Robert Stone: A Flag for Sunrise

Robert Stone’s third novel is his best to date, showing the underbelly of American capitalism in its Latin American client states, mixed in with the usual drugs, revolution, Americans trying to pretend that it all happens elsewhere and does not concern them and, of course, the Vietnam syndrome. The plot this time around is more complicated and involves three plus apparent separate stories which we know will converge, probably in violence.

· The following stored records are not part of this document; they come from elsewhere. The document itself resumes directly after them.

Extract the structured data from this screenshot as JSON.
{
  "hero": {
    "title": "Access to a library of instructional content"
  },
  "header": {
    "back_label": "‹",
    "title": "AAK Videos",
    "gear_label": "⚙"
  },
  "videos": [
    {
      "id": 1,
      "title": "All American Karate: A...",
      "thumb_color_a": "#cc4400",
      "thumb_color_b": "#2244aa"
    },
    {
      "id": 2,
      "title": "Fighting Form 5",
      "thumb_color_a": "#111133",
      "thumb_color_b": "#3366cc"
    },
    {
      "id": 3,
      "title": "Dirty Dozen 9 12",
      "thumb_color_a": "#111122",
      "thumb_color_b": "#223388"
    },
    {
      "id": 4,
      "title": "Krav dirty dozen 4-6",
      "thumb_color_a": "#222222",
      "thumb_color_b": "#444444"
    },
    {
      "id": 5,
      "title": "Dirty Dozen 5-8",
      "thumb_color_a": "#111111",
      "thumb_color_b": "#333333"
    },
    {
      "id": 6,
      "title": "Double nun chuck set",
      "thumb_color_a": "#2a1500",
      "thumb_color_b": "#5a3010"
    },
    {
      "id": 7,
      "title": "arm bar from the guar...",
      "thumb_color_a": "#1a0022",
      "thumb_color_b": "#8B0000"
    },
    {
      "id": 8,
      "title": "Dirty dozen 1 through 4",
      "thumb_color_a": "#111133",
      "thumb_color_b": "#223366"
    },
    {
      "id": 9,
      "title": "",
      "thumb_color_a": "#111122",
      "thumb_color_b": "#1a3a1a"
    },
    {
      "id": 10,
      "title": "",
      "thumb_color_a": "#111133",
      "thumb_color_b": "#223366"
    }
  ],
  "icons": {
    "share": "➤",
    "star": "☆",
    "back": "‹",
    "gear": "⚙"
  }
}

Holliwell is a university professor who has been scarred by his experience in Vietnam and is now a rambling alcoholic. He is in the fictitious Latin American country of Compostela to give a paper, which he does, but while drunk so that his speech is, for us, remarkably funny but may have been taken the wrong way by his audience. He had been asked, before leaving the USA, to check out a Devotionist mission in neighbouring Tecan, a country which is all set to explode. He declines to do so, though after his speech he decides to go Tecan and ends up at the mission. The mission in question has just two people left in it, the rest having been frightened off by the local military. The two are Justin, a young, beautiful, idealistic nun, and the aging, alcoholic Father Egan, who is writing a book on Gnosticism. The mission is to be closed but Justin has agreed to help the revolutionaries before it closes. The third story concerns Pablo Tabor, a drug addict, who is involved in gun running. All converge at the end as the revolution breaks out and, in the end, we are left with Stone’s usual quota of bodies and scarred survivors.

The plot is much more complex than I have indicated but Stone’s point is clear. The USA is benefiting from the suffering in Latin America and the USA and its nationals either don’t want to know or don’t care or both. Of course, some have accused him of standing on a soapbox and shouting rather than writing a novel but this is unfair. That he has a political point to make is indisputable and he makes it very well. However, he also tells a very good story and carefully examines the motivations of the main characters who, ultimately, may have similar aims, namely to somehow drag themselves away from their doubts and despair and mean something. The fact that they generally fail is, in Stone’s view, how things are.

Publishing history

First published 1981 by Knopf